There are longstanding protections in this area: Under Title VII of the Civil Rights Act of 1964, employers are prohibited from discriminating against employees on the basis of sex, race, color, national origin and religion; Title IX of the Education Amendments of 1972 prohibits discrimination on the basis of sex in federally funded education programs. What is as yet unsettled, however, is whether sexual orientation and gender identity are also protected under the “sex” rubric.

Rachel Tiven, chief executive officer of Lambda Legal, is mindful of the complex legal tangle involving conflicting court opinions. Sitting in her sunlit Wall Street office overlooking New York’s East River, Tiven, who joined the nonprofit in 2016 after helming Immigration Equality, which advocates for LGBT and HIV-positive immigrants and asylum seekers, says, “The most important work we are doing to advance LGBT rights is all around expanding the courts’ understanding of LGBT discrimination as sex discrimination.”

As Tiven and others see it, if you fire someone because he or she is lesbian, gay, bisexual or transgender, “the reason you are firing them is about them not being the right kind of woman, or not acting in the way a man is supposed to act, or because of their relationship with another person of the ‘wrong gender.’ All those things add up to sex discrimination.”

Rachel Tiven

Rachel TivenCourtesy of Lambda Legal

In April 2017, the 7th Circuit Court of Appeals agreed: The groundbreaking decision Hively v. Ivy Tech Community College held that workplace discrimination based on sexual orientation does indeed violate federal civil rights law.

The ruling came on the heels of Lambda Legal urging the court to reverse a lower court ruling and allow Kimberly Hively to present her case. Hively alleged that the college where she worked as a part-time instructor for 14 years denied her full-time employment and promotions and ended her employment because she is a lesbian. Between 2009 and 2014, Hively applied for and was rejected from six full-time teaching positions. In July 2014, her part-time contract was not renewed.

“She was denied promotion and eventually fired after somebody saw her kiss her girlfriend in the parking lot. We argued that that’s a kind of sex discrimination,” says Tiven, who called Hively “the highest-level case of its kind.” Indeed, the 7th Circuit became the first federal appellate court to rule that Title VII’s prohibition on sex discrimination also covers discrimination on the basis of sexual orientation.

Tiven notes that attitudes about LGBT rights in the United States have moved steadily in Lambda Legal’s favor. “We are really on the cusp of huge impact on legal strategies that we have been pursuing for many years where the courts have been catching up with public opinion.”

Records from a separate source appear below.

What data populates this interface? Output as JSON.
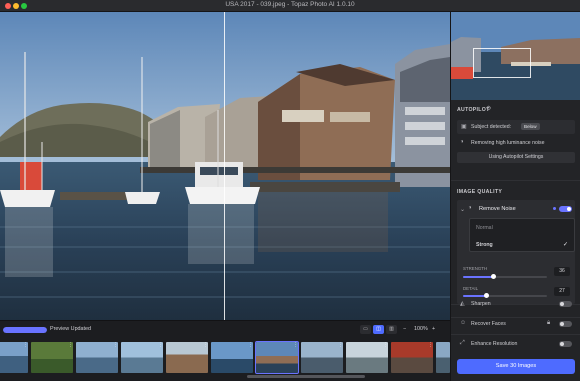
{
  "window": {
    "title": "USA 2017 - 039.jpeg - Topaz Photo AI 1.0.10"
  },
  "colors": {
    "accent": "#6a73ff",
    "save": "#4e6bff",
    "panel": "#232427"
  },
  "autopilot": {
    "header": "AUTOPILOT",
    "subject_label": "Subject detected:",
    "subject_value": "Below",
    "removing_label": "Removing high luminance noise",
    "settings_button": "Using Autopilot Settings"
  },
  "enhancements": {
    "header": "IMAGE QUALITY",
    "remove_noise": {
      "label": "Remove Noise",
      "enabled": true,
      "options": [
        "Normal",
        "Strong"
      ],
      "selected": "Strong",
      "strength_label": "STRENGTH",
      "strength_value": "36",
      "detail_label": "DETAIL",
      "detail_value": "27"
    },
    "sharpen": {
      "label": "Sharpen",
      "enabled": false
    },
    "recover_faces": {
      "label": "Recover Faces",
      "enabled": false
    },
    "enhance_resolution": {
      "label": "Enhance Resolution",
      "enabled": false
    }
  },
  "save_button": "Save 30 Images",
  "bottom": {
    "progress": 1.0,
    "status": "Preview Updated",
    "zoom": "100%"
  },
  "icons": [
    "gear-icon",
    "person-icon",
    "half-circle-icon",
    "chevron-down-icon",
    "checkmark-icon",
    "triangle-icon",
    "face-icon",
    "lock-icon",
    "expand-icon",
    "view-single-icon",
    "view-split-icon",
    "view-sidebyside-icon",
    "zoom-out-icon",
    "zoom-in-icon"
  ]
}
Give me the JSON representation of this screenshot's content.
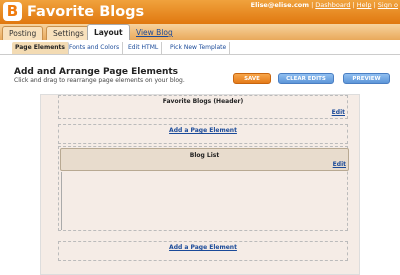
{
  "app": {
    "blog_title": "Favorite Blogs",
    "logo_letter": "B",
    "user_email": "Elise@elise.com",
    "links": [
      "Dashboard",
      "Help",
      "Sign o"
    ]
  },
  "tabs": [
    {
      "label": "Posting"
    },
    {
      "label": "Settings"
    },
    {
      "label": "Layout"
    },
    {
      "label": "View Blog"
    }
  ],
  "subtabs": [
    {
      "label": "Page Elements"
    },
    {
      "label": "Fonts and Colors"
    },
    {
      "label": "Edit HTML"
    },
    {
      "label": "Pick New Template"
    }
  ],
  "page": {
    "title": "Add and Arrange Page Elements",
    "subtitle": "Click and drag to rearrange page elements on your blog."
  },
  "buttons": {
    "save": "SAVE",
    "clear": "CLEAR EDITS",
    "preview": "PREVIEW"
  },
  "elements": {
    "header_title": "Favorite Blogs (Header)",
    "blog_list_title": "Blog List",
    "edit": "Edit",
    "add": "Add a Page Element"
  },
  "colors": {
    "topbar": "#e8861f",
    "link": "#1a4a99",
    "save": "#ee8f2e",
    "blue_button": "#6fa3e0",
    "canvas": "#f5ece6"
  }
}
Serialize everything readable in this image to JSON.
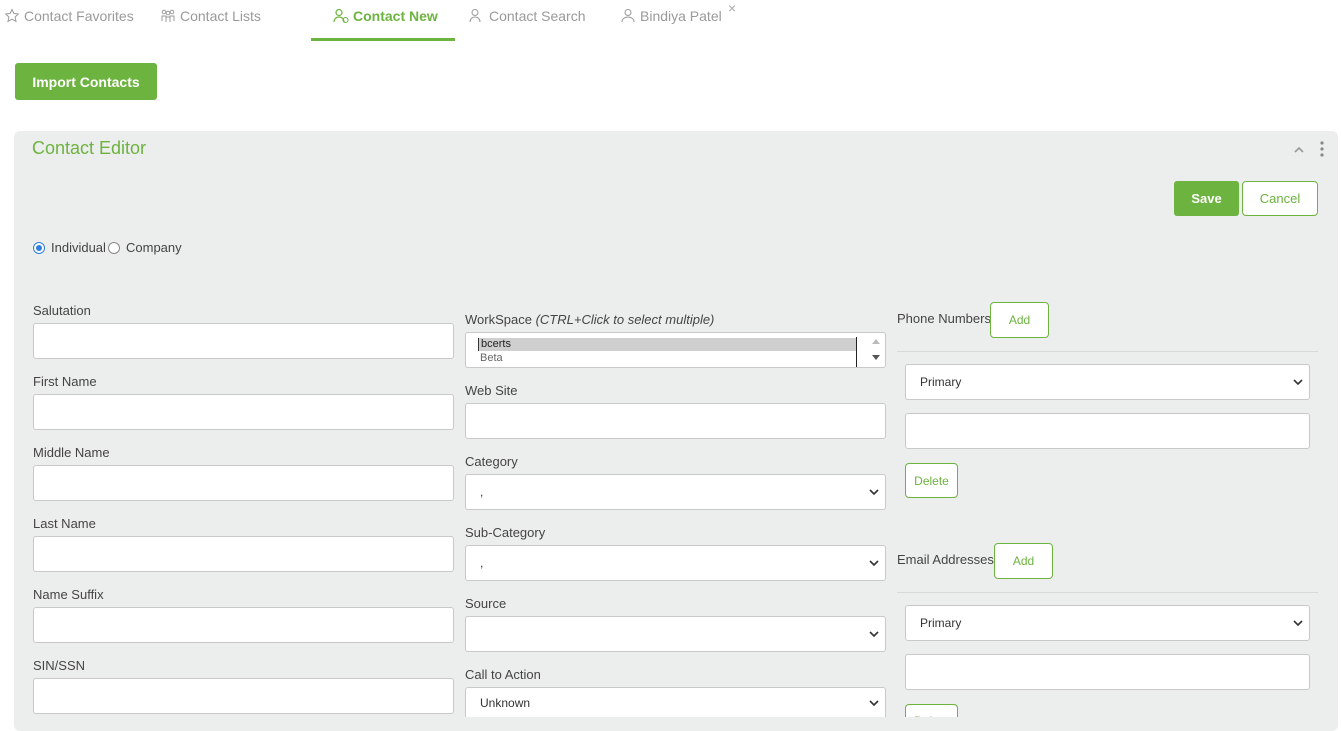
{
  "tabs": [
    {
      "label": "Contact Favorites",
      "icon": "star-icon"
    },
    {
      "label": "Contact Lists",
      "icon": "people-group-icon"
    },
    {
      "label": "Contact New",
      "icon": "person-add-icon"
    },
    {
      "label": "Contact Search",
      "icon": "person-search-icon"
    },
    {
      "label": "Bindiya Patel",
      "icon": "person-icon"
    }
  ],
  "tab_close": "×",
  "import_button": "Import Contacts",
  "editor": {
    "title": "Contact Editor",
    "save": "Save",
    "cancel": "Cancel",
    "contact_type": {
      "individual": "Individual",
      "company": "Company",
      "selected": "Individual"
    }
  },
  "left_fields": {
    "salutation": "Salutation",
    "first_name": "First Name",
    "middle_name": "Middle Name",
    "last_name": "Last Name",
    "name_suffix": "Name Suffix",
    "sin_ssn": "SIN/SSN"
  },
  "middle_fields": {
    "workspace_label": "WorkSpace",
    "workspace_hint": "(CTRL+Click to select multiple)",
    "workspace_options": [
      "bcerts",
      "Beta"
    ],
    "workspace_selected": "bcerts",
    "website": "Web Site",
    "category": "Category",
    "category_value": ",",
    "sub_category": "Sub-Category",
    "sub_category_value": ",",
    "source": "Source",
    "source_value": "",
    "call_to_action": "Call to Action",
    "call_to_action_value": "Unknown"
  },
  "right_fields": {
    "phone_numbers": "Phone Numbers",
    "phone_add": "Add",
    "phone_type": "Primary",
    "phone_delete": "Delete",
    "email_addresses": "Email Addresses",
    "email_add": "Add",
    "email_type": "Primary",
    "email_delete": "Delete"
  },
  "colors": {
    "accent": "#6db33f",
    "panel_bg": "#eceeed",
    "tab_inactive": "#9a9a9a"
  }
}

You could say that Richard Roe, the man denied a position as a police officer because he is HIV positive, is among the growing number of people benefiting from the changes brought about by advocates such as Tiven and Schoettes.

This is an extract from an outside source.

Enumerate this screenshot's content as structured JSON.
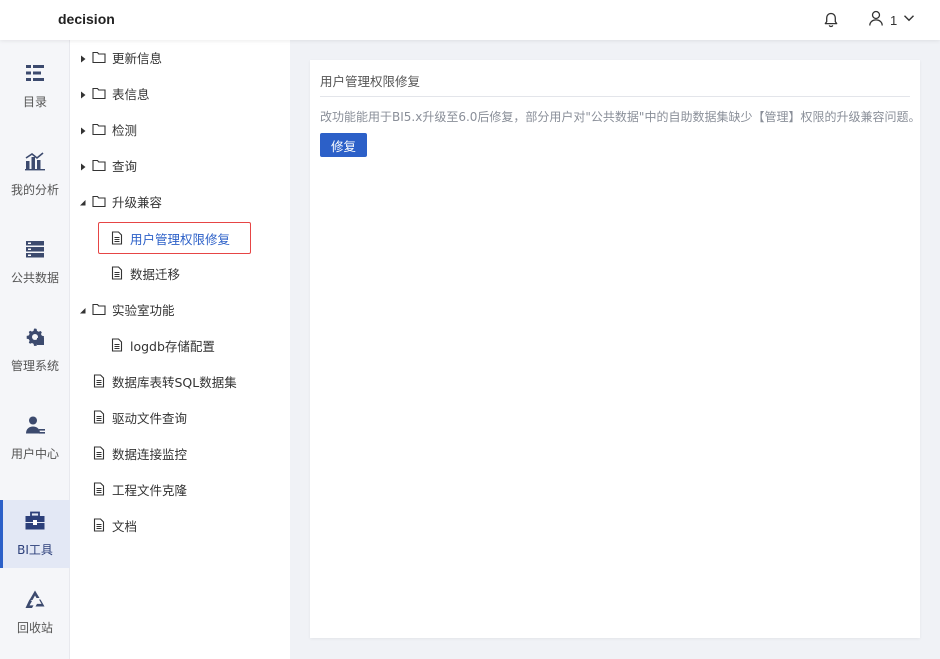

“I’m so indebted to them. The case had a huge impact on my life,” says Roe, who says the experience led him to law school—and who hopes to graduate this year. “I’ve spent so much time putting people in jail,” he says about his earlier work in law enforcement. “Now I’d like to try to get some folks out.”